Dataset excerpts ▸
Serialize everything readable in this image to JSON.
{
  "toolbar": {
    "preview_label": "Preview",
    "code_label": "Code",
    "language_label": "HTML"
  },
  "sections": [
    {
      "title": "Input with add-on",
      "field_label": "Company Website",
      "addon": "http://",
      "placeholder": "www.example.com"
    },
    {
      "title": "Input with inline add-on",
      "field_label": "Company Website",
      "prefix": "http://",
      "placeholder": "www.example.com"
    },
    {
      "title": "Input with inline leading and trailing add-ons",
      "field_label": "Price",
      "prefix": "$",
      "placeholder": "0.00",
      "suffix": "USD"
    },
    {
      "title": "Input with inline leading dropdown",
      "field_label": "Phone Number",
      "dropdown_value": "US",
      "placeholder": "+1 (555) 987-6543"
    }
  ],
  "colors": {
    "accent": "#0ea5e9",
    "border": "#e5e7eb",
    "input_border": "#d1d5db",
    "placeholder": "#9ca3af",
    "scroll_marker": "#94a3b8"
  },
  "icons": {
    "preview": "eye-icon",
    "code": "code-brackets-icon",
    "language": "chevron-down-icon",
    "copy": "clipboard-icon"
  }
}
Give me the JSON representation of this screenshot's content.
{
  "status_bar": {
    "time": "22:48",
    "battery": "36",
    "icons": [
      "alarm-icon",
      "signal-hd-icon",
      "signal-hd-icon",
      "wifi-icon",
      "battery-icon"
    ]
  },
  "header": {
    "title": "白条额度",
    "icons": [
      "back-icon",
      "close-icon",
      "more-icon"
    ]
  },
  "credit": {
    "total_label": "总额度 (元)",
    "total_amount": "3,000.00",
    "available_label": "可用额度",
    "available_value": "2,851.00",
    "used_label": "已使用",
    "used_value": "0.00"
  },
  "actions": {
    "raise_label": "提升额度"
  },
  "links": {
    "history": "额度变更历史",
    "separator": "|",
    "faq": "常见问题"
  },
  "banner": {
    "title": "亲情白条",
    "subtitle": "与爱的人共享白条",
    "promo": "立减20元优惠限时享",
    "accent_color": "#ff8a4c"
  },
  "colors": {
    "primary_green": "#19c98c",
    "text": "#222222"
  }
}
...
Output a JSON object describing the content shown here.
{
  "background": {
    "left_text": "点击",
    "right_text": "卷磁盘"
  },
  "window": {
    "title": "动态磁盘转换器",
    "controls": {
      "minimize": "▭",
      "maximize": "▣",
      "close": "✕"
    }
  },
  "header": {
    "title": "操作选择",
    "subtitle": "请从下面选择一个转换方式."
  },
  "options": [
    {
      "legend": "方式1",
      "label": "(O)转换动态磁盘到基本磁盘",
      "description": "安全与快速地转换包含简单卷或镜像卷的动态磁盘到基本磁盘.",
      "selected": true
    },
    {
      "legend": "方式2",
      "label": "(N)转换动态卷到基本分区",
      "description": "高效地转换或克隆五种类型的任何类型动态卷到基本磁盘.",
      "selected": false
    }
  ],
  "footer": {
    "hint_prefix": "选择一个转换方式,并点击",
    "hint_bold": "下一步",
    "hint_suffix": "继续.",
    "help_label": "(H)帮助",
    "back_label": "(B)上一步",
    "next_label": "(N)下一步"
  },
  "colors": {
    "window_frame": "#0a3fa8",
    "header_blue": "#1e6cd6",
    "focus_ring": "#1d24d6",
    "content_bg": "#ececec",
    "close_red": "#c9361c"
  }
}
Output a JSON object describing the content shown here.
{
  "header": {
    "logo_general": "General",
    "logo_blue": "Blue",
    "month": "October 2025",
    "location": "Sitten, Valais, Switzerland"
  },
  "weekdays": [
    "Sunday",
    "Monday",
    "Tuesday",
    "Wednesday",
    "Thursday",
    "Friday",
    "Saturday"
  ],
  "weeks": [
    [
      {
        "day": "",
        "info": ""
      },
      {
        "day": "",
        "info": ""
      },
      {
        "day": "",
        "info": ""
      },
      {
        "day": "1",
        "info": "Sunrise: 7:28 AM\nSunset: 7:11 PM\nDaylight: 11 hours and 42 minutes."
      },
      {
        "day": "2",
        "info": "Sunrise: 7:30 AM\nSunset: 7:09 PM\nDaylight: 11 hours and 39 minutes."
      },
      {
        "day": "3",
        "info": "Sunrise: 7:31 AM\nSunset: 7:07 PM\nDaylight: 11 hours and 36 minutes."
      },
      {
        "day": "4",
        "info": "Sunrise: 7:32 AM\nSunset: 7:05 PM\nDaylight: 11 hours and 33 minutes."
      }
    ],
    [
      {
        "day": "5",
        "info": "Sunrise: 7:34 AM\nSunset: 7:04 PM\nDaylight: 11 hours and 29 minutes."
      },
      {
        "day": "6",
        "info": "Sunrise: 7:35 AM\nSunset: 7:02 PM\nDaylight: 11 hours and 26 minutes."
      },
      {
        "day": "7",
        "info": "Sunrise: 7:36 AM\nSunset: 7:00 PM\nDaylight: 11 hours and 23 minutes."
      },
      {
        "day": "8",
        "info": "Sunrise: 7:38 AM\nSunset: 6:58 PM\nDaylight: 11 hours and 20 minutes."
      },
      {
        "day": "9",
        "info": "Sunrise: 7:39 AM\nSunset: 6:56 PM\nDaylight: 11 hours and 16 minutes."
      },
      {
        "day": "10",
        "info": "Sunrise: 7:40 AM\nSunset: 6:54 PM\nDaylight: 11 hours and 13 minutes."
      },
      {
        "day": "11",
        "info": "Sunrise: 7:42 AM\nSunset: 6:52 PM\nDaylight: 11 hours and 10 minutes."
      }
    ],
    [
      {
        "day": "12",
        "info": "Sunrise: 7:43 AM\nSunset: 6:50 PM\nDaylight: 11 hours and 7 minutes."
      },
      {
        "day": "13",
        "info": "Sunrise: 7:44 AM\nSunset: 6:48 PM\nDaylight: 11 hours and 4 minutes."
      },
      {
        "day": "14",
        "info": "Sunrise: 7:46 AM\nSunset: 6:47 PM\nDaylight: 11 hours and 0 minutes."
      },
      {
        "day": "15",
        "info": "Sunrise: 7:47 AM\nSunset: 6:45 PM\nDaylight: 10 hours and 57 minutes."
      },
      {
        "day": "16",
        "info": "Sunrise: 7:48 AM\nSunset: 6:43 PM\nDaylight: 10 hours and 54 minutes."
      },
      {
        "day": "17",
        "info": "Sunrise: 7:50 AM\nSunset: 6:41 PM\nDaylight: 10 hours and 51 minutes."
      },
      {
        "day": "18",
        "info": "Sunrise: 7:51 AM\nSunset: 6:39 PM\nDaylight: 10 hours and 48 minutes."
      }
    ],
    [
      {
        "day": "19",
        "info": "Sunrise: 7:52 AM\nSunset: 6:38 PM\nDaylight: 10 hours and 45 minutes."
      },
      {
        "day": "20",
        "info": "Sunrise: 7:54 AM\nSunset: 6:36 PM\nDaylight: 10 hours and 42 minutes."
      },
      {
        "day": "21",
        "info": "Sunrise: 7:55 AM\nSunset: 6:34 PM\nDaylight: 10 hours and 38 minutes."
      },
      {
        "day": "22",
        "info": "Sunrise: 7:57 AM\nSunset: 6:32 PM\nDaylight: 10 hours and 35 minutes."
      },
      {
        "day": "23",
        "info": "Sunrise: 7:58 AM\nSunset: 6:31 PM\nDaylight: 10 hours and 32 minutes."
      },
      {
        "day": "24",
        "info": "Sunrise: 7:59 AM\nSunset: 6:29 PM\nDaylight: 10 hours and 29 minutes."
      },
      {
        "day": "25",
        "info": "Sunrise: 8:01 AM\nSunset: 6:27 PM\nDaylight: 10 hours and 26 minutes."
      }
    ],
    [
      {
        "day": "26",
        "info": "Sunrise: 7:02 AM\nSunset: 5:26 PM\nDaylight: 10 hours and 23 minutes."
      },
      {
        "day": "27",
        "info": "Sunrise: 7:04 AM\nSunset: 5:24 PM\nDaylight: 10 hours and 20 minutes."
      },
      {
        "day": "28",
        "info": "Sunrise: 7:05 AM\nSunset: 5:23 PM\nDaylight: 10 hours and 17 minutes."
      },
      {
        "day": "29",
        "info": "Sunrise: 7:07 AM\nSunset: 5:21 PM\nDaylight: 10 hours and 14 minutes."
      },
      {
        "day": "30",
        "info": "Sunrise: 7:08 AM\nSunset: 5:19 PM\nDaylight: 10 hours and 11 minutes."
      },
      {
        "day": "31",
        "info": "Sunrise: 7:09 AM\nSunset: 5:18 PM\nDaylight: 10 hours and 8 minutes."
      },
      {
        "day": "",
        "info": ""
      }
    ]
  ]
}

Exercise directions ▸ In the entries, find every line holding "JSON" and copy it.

Exercise output ▸
Serialize everything readable in this image to JSON.
Give me the JSON representation of this screenshot's content.
Output a JSON object describing the content shown here.
Output a JSON object describing the content shown here.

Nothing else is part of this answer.